(Page and application data records)
____________________

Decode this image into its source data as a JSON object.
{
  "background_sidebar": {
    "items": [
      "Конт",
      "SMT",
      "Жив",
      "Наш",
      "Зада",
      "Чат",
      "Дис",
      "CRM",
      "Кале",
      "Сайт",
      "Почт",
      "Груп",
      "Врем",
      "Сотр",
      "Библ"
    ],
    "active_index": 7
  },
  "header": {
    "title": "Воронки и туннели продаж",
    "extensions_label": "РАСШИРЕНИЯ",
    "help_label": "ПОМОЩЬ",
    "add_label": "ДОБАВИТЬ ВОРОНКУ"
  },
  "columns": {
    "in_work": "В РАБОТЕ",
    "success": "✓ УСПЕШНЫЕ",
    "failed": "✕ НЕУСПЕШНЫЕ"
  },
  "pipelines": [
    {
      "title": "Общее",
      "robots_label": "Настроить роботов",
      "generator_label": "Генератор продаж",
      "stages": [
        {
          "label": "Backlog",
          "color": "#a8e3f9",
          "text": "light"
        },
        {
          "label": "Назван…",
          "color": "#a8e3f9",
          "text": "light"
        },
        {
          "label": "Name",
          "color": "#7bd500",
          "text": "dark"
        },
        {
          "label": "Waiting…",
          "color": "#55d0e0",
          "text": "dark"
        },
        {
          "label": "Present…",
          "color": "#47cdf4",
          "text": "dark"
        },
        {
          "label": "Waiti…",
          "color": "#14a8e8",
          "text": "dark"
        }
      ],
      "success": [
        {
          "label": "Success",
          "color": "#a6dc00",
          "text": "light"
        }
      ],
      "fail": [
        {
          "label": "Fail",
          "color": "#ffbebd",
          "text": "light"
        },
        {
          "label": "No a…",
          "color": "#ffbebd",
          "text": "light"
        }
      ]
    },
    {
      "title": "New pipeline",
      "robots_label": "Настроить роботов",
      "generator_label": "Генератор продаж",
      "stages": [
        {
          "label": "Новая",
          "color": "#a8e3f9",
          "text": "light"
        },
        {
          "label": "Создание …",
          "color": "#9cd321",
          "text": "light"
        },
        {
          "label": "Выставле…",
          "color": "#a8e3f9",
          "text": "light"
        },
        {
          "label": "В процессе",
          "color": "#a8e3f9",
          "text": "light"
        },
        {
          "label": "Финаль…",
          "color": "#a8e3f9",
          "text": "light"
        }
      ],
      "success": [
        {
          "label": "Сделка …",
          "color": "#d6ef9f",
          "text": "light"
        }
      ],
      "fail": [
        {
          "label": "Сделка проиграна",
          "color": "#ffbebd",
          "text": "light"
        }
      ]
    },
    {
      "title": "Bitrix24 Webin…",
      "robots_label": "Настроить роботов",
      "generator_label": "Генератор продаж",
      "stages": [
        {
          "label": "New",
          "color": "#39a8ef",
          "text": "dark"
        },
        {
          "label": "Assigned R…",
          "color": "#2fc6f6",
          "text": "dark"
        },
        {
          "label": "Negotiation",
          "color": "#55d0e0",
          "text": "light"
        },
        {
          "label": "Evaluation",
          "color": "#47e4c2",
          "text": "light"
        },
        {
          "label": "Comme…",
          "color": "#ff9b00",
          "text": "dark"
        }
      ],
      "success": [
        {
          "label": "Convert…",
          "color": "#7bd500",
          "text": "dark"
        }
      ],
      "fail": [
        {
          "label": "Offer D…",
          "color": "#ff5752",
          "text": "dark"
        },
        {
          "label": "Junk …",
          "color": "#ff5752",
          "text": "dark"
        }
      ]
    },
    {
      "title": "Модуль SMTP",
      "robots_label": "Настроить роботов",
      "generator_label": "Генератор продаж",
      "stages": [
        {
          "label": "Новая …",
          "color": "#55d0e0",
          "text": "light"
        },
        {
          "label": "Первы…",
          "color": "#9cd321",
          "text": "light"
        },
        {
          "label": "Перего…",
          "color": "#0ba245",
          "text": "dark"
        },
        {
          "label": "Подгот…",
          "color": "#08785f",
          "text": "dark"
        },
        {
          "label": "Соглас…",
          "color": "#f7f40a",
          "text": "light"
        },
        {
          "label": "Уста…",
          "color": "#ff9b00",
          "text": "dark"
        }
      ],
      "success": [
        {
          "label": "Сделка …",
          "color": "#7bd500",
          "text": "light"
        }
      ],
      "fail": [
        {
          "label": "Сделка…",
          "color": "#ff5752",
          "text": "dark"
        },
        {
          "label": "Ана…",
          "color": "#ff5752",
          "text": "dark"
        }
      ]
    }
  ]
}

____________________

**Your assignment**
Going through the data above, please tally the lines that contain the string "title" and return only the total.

**Solved problem**
5